Google Hosted LibrariesJavascript software libraries such as jQuery are loaded at endpoints on the or domains, for performance and efficiency reasons. (Privacy Policy)
Google Custom SearchThis is feature allows you to search the site. (Privacy Policy)
Google MapsSome articles have Google Maps embedded in them. (Privacy Policy)
Google ChartsThis is used to display charts and graphs on articles and the author center. (Privacy Policy)
Google AdSense Host APIThis service allows you to sign up for or associate a Google AdSense account with HubPages, so that you can earn money from ads on your articles. No data is shared unless you engage with this feature. (Privacy Policy)
Google YouTubeSome articles have YouTube videos embedded in them. (Privacy Policy)
VimeoSome articles have Vimeo videos embedded in them. (Privacy Policy)
PaypalThis is used for a registered author who enrolls in the HubPages Earnings program and requests to be paid via PayPal. No data is shared with Paypal unless you engage with this feature. (Privacy Policy)
Facebook LoginYou can use this to streamline signing up for, or signing in to your Hubpages account. No data is shared with Facebook unless you engage with this feature. (Privacy Policy)
MavenThis supports the Maven widget and search functionality. (Privacy Policy)
Google AdSenseThis is an ad network. (Privacy Policy)
Google DoubleClickGoogle provides ad serving technology and runs an ad network. (Privacy Policy)
Index ExchangeThis is an ad network. (Privacy Policy)
SovrnThis is an ad network. (Privacy Policy)
Facebook AdsThis is an ad network. (Privacy Policy)
Amazon Unified Ad MarketplaceThis is an ad network. (Privacy Policy)
AppNexusThis is an ad network. (Privacy Policy)
OpenxThis is an ad network. (Privacy Policy)
Rubicon ProjectThis is an ad network. (Privacy Policy)
TripleLiftThis is an ad network. (Privacy Policy)
Say MediaWe partner with Say Media to deliver ad campaigns on our sites. (Privacy Policy)
Remarketing PixelsWe may use remarketing pixels from advertising networks such as Google AdWords, Bing Ads, and Facebook in order to advertise the HubPages Service to people that have visited our sites.
Conversion Tracking PixelsWe may use conversion tracking pixels from advertising networks such as Google AdWords, Bing Ads, and Facebook in order to identify when an advertisement has successfully resulted in the desired action, such as signing up for the HubPages Service or publishing an article on the HubPages Service.

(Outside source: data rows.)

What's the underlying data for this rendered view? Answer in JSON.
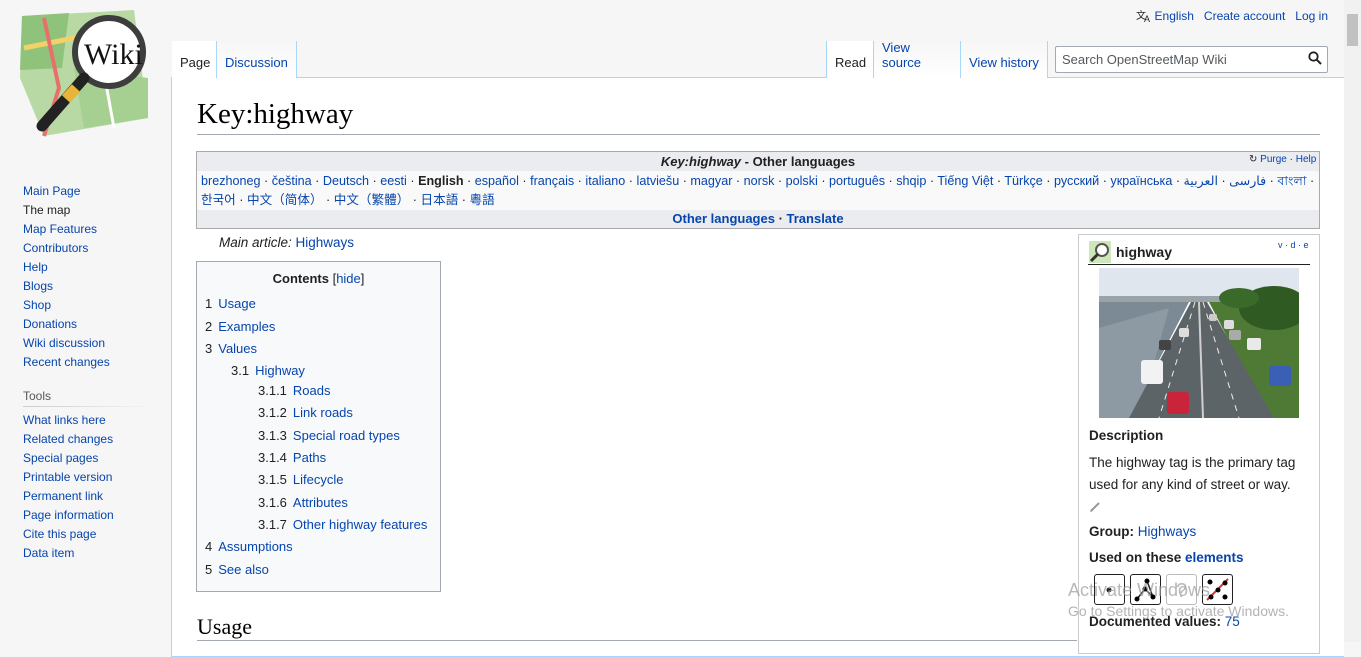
{
  "header": {
    "language_label": "English",
    "create_account": "Create account",
    "log_in": "Log in"
  },
  "tabs": {
    "left": [
      {
        "label": "Page"
      },
      {
        "label": "Discussion"
      }
    ],
    "right": [
      {
        "label": "Read"
      },
      {
        "label": "View source"
      },
      {
        "label": "View history"
      }
    ]
  },
  "search": {
    "placeholder": "Search OpenStreetMap Wiki"
  },
  "logo": {
    "text": "Wiki"
  },
  "sidebar": {
    "nav": [
      "Main Page",
      "The map",
      "Map Features",
      "Contributors",
      "Help",
      "Blogs",
      "Shop",
      "Donations",
      "Wiki discussion",
      "Recent changes"
    ],
    "tools_heading": "Tools",
    "tools": [
      "What links here",
      "Related changes",
      "Special pages",
      "Printable version",
      "Permanent link",
      "Page information",
      "Cite this page",
      "Data item"
    ]
  },
  "page": {
    "title": "Key:highway",
    "main_article_prefix": "Main article: ",
    "main_article_link": "Highways",
    "usage_heading": "Usage"
  },
  "languages": {
    "title_italic": "Key:highway",
    "title_rest": " - Other languages",
    "purge": "Purge",
    "help": "Help",
    "line1": [
      "brezhoneg",
      "čeština",
      "Deutsch",
      "eesti",
      "English",
      "español",
      "français",
      "italiano",
      "latviešu",
      "magyar",
      "norsk",
      "polski",
      "português",
      "shqip",
      "Tiếng Việt",
      "Türkçe",
      "русский",
      "українська",
      "فارسی",
      "العربية",
      "বাংলা"
    ],
    "line2": [
      "한국어",
      "中文（简体）",
      "中文（繁體）",
      "日本語",
      "粵語"
    ],
    "other_languages": "Other languages",
    "translate": "Translate"
  },
  "toc": {
    "title": "Contents",
    "hide": "hide",
    "items": [
      {
        "num": "1",
        "label": "Usage"
      },
      {
        "num": "2",
        "label": "Examples"
      },
      {
        "num": "3",
        "label": "Values"
      },
      {
        "num": "3.1",
        "label": "Highway"
      },
      {
        "num": "3.1.1",
        "label": "Roads"
      },
      {
        "num": "3.1.2",
        "label": "Link roads"
      },
      {
        "num": "3.1.3",
        "label": "Special road types"
      },
      {
        "num": "3.1.4",
        "label": "Paths"
      },
      {
        "num": "3.1.5",
        "label": "Lifecycle"
      },
      {
        "num": "3.1.6",
        "label": "Attributes"
      },
      {
        "num": "3.1.7",
        "label": "Other highway features"
      },
      {
        "num": "4",
        "label": "Assumptions"
      },
      {
        "num": "5",
        "label": "See also"
      }
    ]
  },
  "infobox": {
    "title": "highway",
    "vde": "v · d · e",
    "description_heading": "Description",
    "description": "The highway tag is the primary tag used for any kind of street or way.",
    "group_label": "Group: ",
    "group_value": "Highways",
    "used_on_prefix": "Used on these ",
    "used_on_link": "elements",
    "documented_label": "Documented values: ",
    "documented_value": "75"
  },
  "watermark": {
    "line1": "Activate Windows",
    "line2": "Go to Settings to activate Windows."
  },
  "colors": {
    "link": "#0645ad",
    "tab_border": "#a7d7f9",
    "text": "#202122"
  }
}
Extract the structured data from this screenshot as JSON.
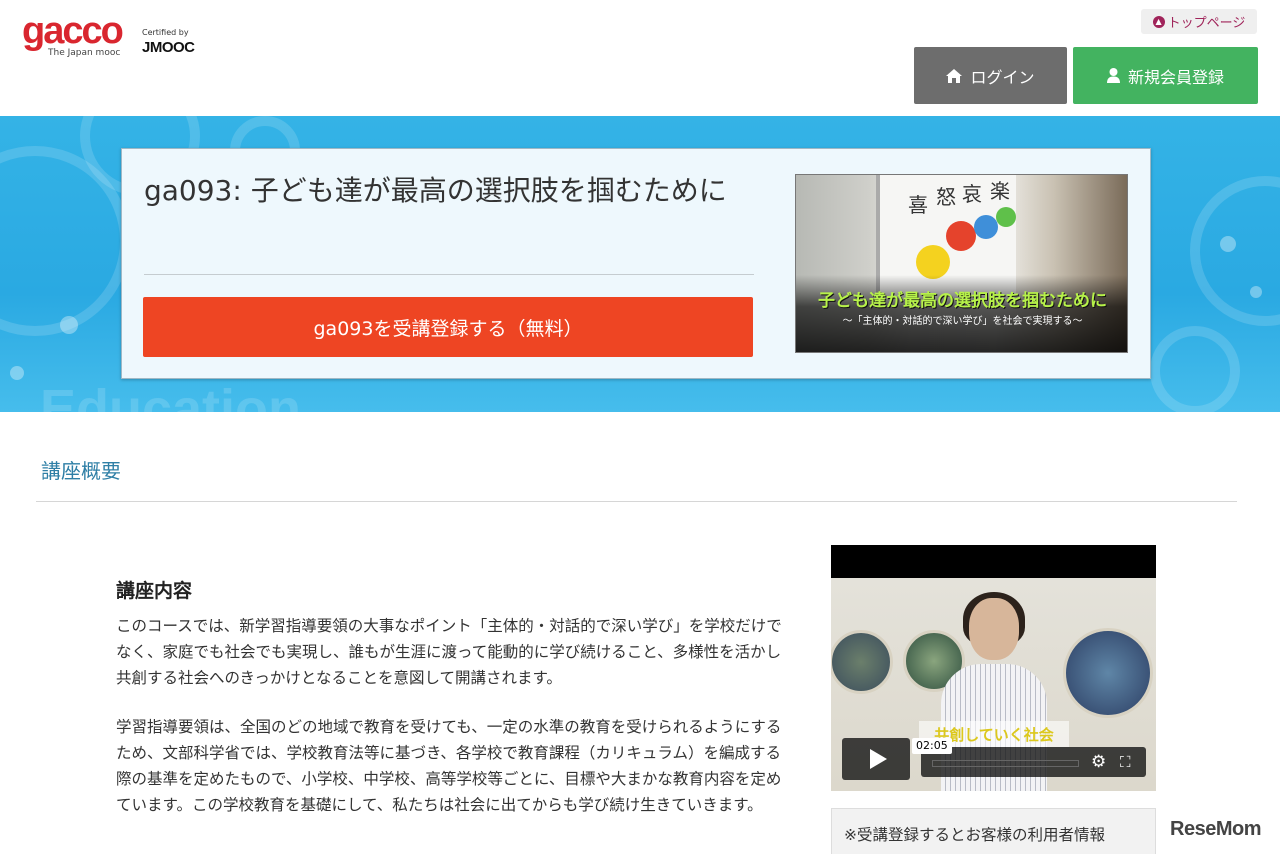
{
  "header": {
    "logo_text": "gacco",
    "logo_sub": "The Japan mooc",
    "certified_label": "Certified by",
    "certified_brand": "JMOOC",
    "toppage_label": "トップページ",
    "toppage_icon": "chevron-up-circle-icon",
    "login_label": "ログイン",
    "login_icon": "home-icon",
    "register_label": "新規会員登録",
    "register_icon": "user-icon",
    "colors": {
      "brand": "#d9262f",
      "login_bg": "#6d6d6d",
      "register_bg": "#43b360"
    }
  },
  "banner": {
    "course_title": "ga093: 子ども達が最高の選択肢を掴むために",
    "enroll_label": "ga093を受講登録する（無料）",
    "enroll_color": "#ee4523",
    "thumbnail": {
      "kanji": [
        "喜",
        "怒",
        "哀",
        "楽"
      ],
      "caption": "子ども達が最高の選択肢を掴むために",
      "subcaption": "～「主体的・対話的で深い学び」を社会で実現する～"
    }
  },
  "section": {
    "title": "講座概要"
  },
  "content": {
    "heading": "講座内容",
    "paragraph1": "このコースでは、新学習指導要領の大事なポイント「主体的・対話的で深い学び」を学校だけでなく、家庭でも社会でも実現し、誰もが生涯に渡って能動的に学び続けること、多様性を活かし共創する社会へのきっかけとなることを意図して開講されます。",
    "paragraph2": "学習指導要領は、全国のどの地域で教育を受けても、一定の水準の教育を受けられるようにするため、文部科学省では、学校教育法等に基づき、各学校で教育課程（カリキュラム）を編成する際の基準を定めたもので、小学校、中学校、高等学校等ごとに、目標や大まかな教育内容を定めています。この学校教育を基礎にして、私たちは社会に出てからも学び続け生きていきます。"
  },
  "video": {
    "banner_text": "共創していく社会",
    "time": "02:05",
    "progress": 0
  },
  "note": {
    "text": "※受講登録するとお客様の利用者情報"
  },
  "watermark": "ReseMom"
}
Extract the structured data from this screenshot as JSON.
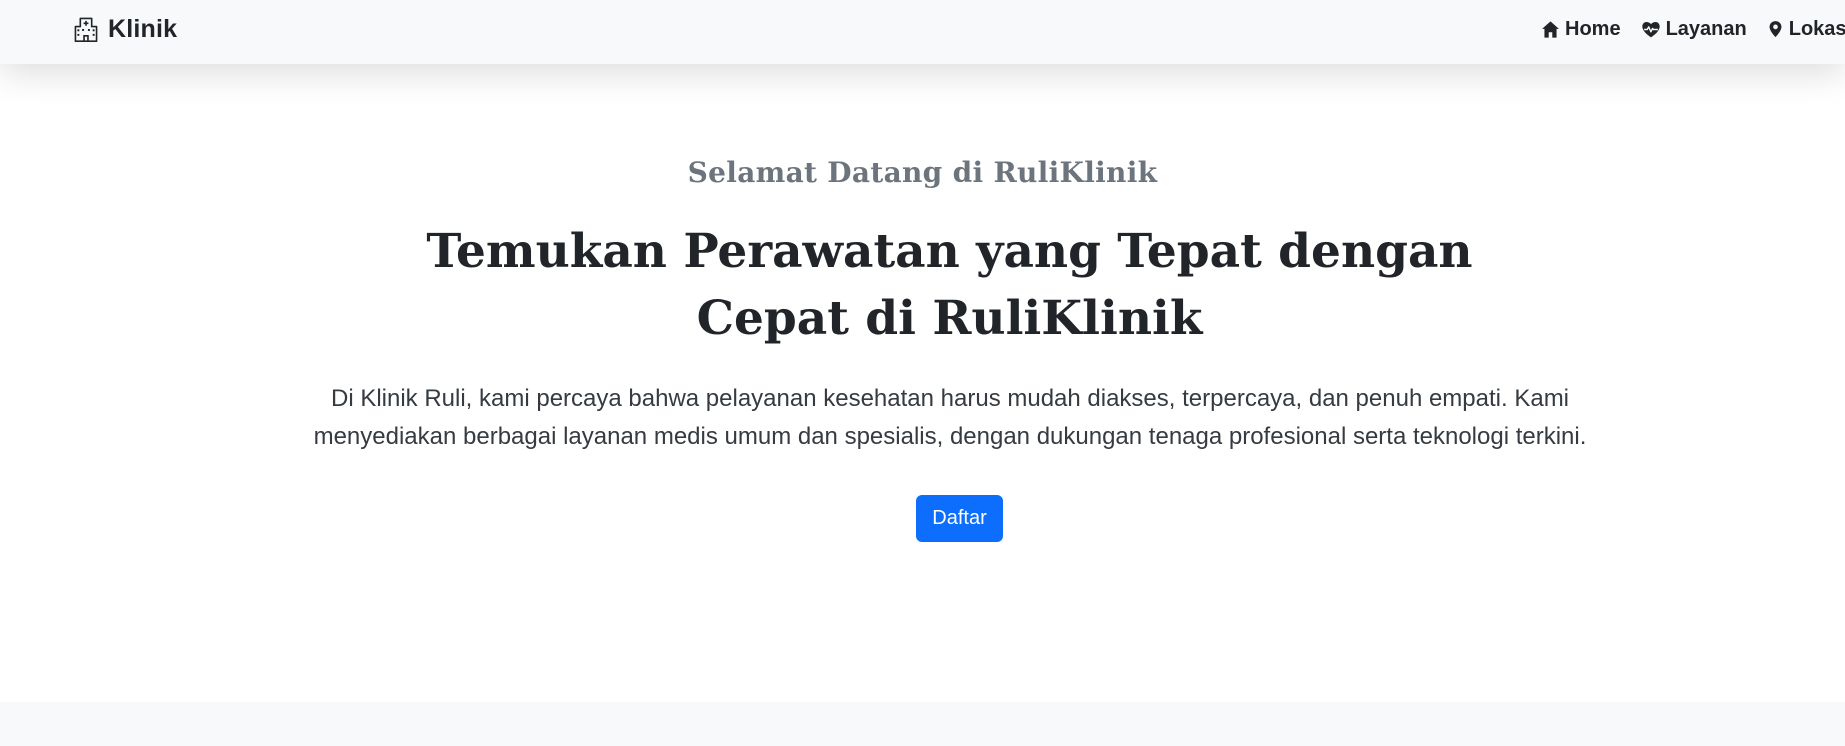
{
  "navbar": {
    "brand": {
      "label": "Klinik",
      "icon": "hospital-icon"
    },
    "items": [
      {
        "label": "Home",
        "icon": "house-icon"
      },
      {
        "label": "Layanan",
        "icon": "heart-pulse-icon"
      },
      {
        "label": "Lokasi",
        "icon": "geo-pin-icon"
      }
    ]
  },
  "hero": {
    "kicker": "Selamat Datang di RuliKlinik",
    "headline": "Temukan Perawatan yang Tepat dengan Cepat di RuliKlinik",
    "lead": "Di Klinik Ruli, kami percaya bahwa pelayanan kesehatan harus mudah diakses, terpercaya, dan penuh empati. Kami menyediakan berbagai layanan medis umum dan spesialis, dengan dukungan tenaga profesional serta teknologi terkini.",
    "cta_label": "Daftar"
  },
  "colors": {
    "primary": "#0d6efd",
    "navbar_bg": "#f8f9fa",
    "text": "#212529",
    "muted": "#6c757d"
  }
}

Author Google AnalyticsThis is used to provide traffic data and reports to the authors of articles on the HubPages Service. (Privacy Policy)
ComscoreComScore is a media measurement and analytics company providing marketing data and analytics to enterprises, media and advertising agencies, and publishers. Non-consent will result in ComScore only processing obfuscated personal data. (Privacy Policy)
Amazon Tracking PixelSome articles display amazon products as part of the Amazon Affiliate program, this pixel provides traffic statistics for those products (Privacy Policy)